Out-of-class time: Students should be encouraged (expected) to spend time out of class in learning course material. Opportunities to learn out of class may include reading and studying assigned materials, working on individual or group projects, or watching recorded presentations. Teachers should obtain an estimate of how much time students typically spend outside of class in preparation for class-related activities.
Readiness for learning: Teachers should arrange the content of the course to take into consideration the background of the students. For the students to be successful, course content must begin at the level of the learner.
Teach to the test: Teachers must ensure that course content is directed toward the criteria to be used as a measure of student success. There is nothing wrong with "teaching to the test" if the test is an accurate representation of the criterion material.
Student achievement can clearly be enhanced through effective teacher behaviors. Additional assistance in identifying teaching practices to improve teaching and learning are described in the book Teaching Tips (McKeachie & Svinicki, 2006). While many factors contribute to student learning, the one factor we can control is what we do—teacher behaviors.
Kennedy, J. J., Cruickshank, D. R., Bush, A. J., & Myers, B. (1978). Additional investigations into the nature of teacher clarity. Journal of Educational Research, 72(2), 3–10.
McKeachie, W. J., & Svinicki, M. (2006). Teaching tips (12th ed.). Belmont, CA: Cengage.
Rosenshine, B., & Furst, N. (1971). Research on teacher performance criteria. In B.O. Smith (Ed.) Research in teacher education, (pp. 37–72). Englewood Cliffs, NJ: Prentice Hall.

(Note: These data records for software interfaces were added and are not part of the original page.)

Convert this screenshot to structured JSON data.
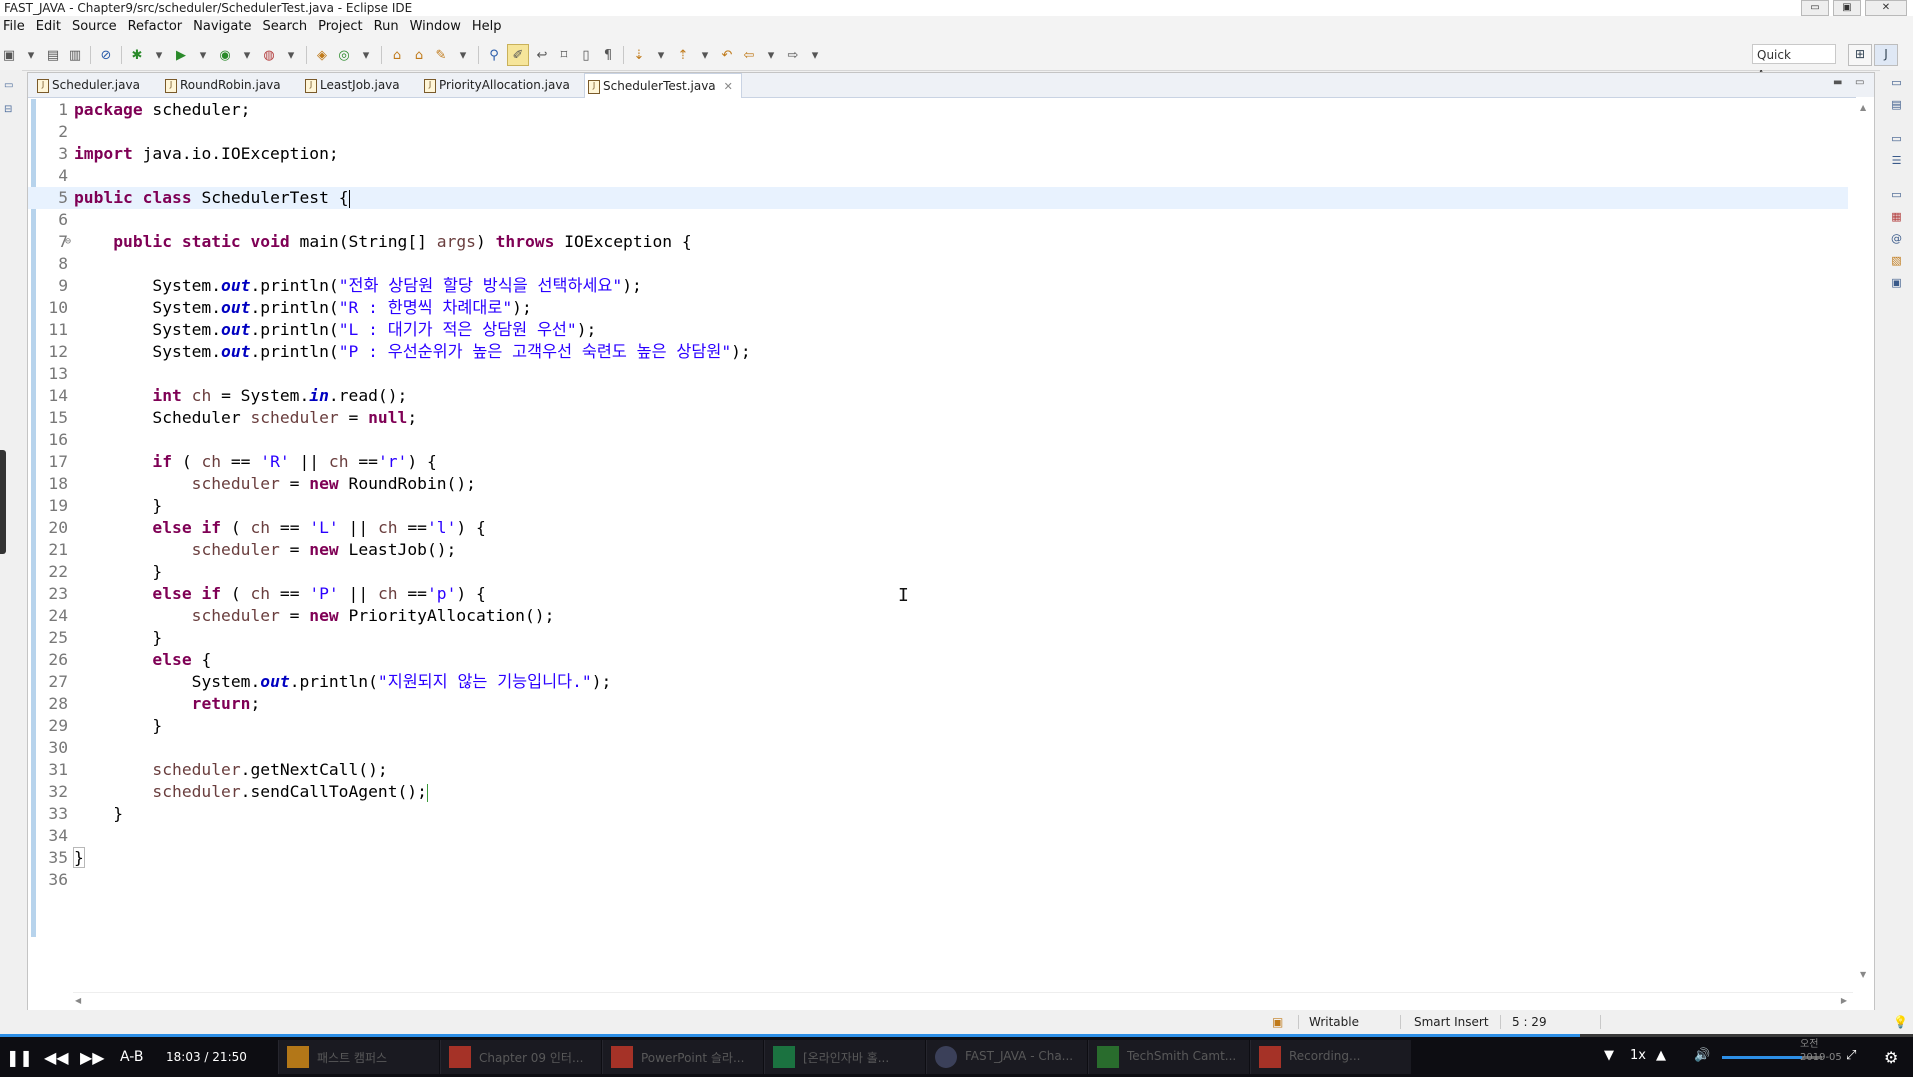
{
  "window": {
    "title": "FAST_JAVA - Chapter9/src/scheduler/SchedulerTest.java - Eclipse IDE",
    "controls": [
      "▭",
      "▣",
      "✕"
    ]
  },
  "menu": [
    "File",
    "Edit",
    "Source",
    "Refactor",
    "Navigate",
    "Search",
    "Project",
    "Run",
    "Window",
    "Help"
  ],
  "toolbar": {
    "quick_access": "Quick Access"
  },
  "tabs": [
    {
      "label": "Scheduler.java",
      "active": false
    },
    {
      "label": "RoundRobin.java",
      "active": false
    },
    {
      "label": "LeastJob.java",
      "active": false
    },
    {
      "label": "PriorityAllocation.java",
      "active": false
    },
    {
      "label": "SchedulerTest.java",
      "active": true
    }
  ],
  "tab_close": "✕",
  "editor": {
    "current_line": 5,
    "lines": [
      "1",
      "2",
      "3",
      "4",
      "5",
      "6",
      "7",
      "8",
      "9",
      "10",
      "11",
      "12",
      "13",
      "14",
      "15",
      "16",
      "17",
      "18",
      "19",
      "20",
      "21",
      "22",
      "23",
      "24",
      "25",
      "26",
      "27",
      "28",
      "29",
      "30",
      "31",
      "32",
      "33",
      "34",
      "35",
      "36"
    ],
    "tokens": {
      "package": "package",
      "pkgname": " scheduler;",
      "import": "import",
      "impname": " java.io.IOException;",
      "public": "public",
      "class": "class",
      "classname": " SchedulerTest {",
      "static": "static",
      "void": "void",
      "main_sig": " main(String[] ",
      "args": "args",
      "throws": "throws",
      "ioex": " IOException {",
      "system": "System.",
      "out": "out",
      "println_open": ".println(",
      "s1": "\"전화 상담원 할당 방식을 선택하세요\"",
      "s2": "\"R : 한명씩 차례대로\"",
      "s3": "\"L : 대기가 적은 상담원 우선\"",
      "s4": "\"P : 우선순위가 높은 고객우선 숙련도 높은 상담원\"",
      "s5": "\"지원되지 않는 기능입니다.\"",
      "close": ");",
      "int": "int",
      "ch": "ch",
      "assign_read1": " = System.",
      "in": "in",
      "read2": ".read();",
      "scheduler_type": "Scheduler ",
      "scheduler": "scheduler",
      "eq": " = ",
      "null": "null",
      "semi": ";",
      "if": "if",
      "else": "else",
      "paren_open": " ( ",
      "eqeq": " == ",
      "c_R": "'R'",
      "c_r": "'r'",
      "c_L": "'L'",
      "c_l": "'l'",
      "c_P": "'P'",
      "c_p": "'p'",
      "or": " || ",
      "eqeq2": " ==",
      "paren_close": ") {",
      "new": "new",
      "rr": " RoundRobin();",
      "lj": " LeastJob();",
      "pa": " PriorityAllocation();",
      "rbrace": "}",
      "else_brace": " {",
      "return": "return",
      "getnext": ".getNextCall();",
      "sendcall": ".sendCallToAgent();",
      "open_brace": " {",
      "lbrace_final": "}"
    }
  },
  "status": {
    "mode": "Writable",
    "insert": "Smart Insert",
    "position": "5 : 29"
  },
  "player": {
    "time_current": "18:03",
    "time_sep": "/",
    "time_total": "21:50",
    "ab": "A-B",
    "speed": "1x",
    "progress_fraction": 0.826,
    "volume_fraction": 0.8,
    "taskbar": [
      {
        "label": "패스트 캠퍼스",
        "color": "#d08a1a"
      },
      {
        "label": "Chapter 09 인터...",
        "color": "#c0392b"
      },
      {
        "label": "PowerPoint 슬라...",
        "color": "#c0392b"
      },
      {
        "label": "[온라인자바 홀...",
        "color": "#1e8449"
      },
      {
        "label": "FAST_JAVA - Cha...",
        "color": "#444a66"
      },
      {
        "label": "TechSmith Camt...",
        "color": "#2e7d32"
      },
      {
        "label": "Recording...",
        "color": "#c0392b"
      }
    ],
    "clock_line1": "오전",
    "clock_line2": "2019-05"
  },
  "colors": {
    "keyword": "#7f0055",
    "string": "#2a00ff",
    "field": "#0000c0",
    "local_var": "#6a3e3e",
    "current_line": "#e8f2fe",
    "accent": "#2d8fe6"
  }
}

Clear Teacher Checklist
Please place a mark in the box that best describes your teacher in this class for each statement.
Key: N=Never S=Sometimes M=Mostly A=Always N/A=Not Applicable
Clear teacher checklist.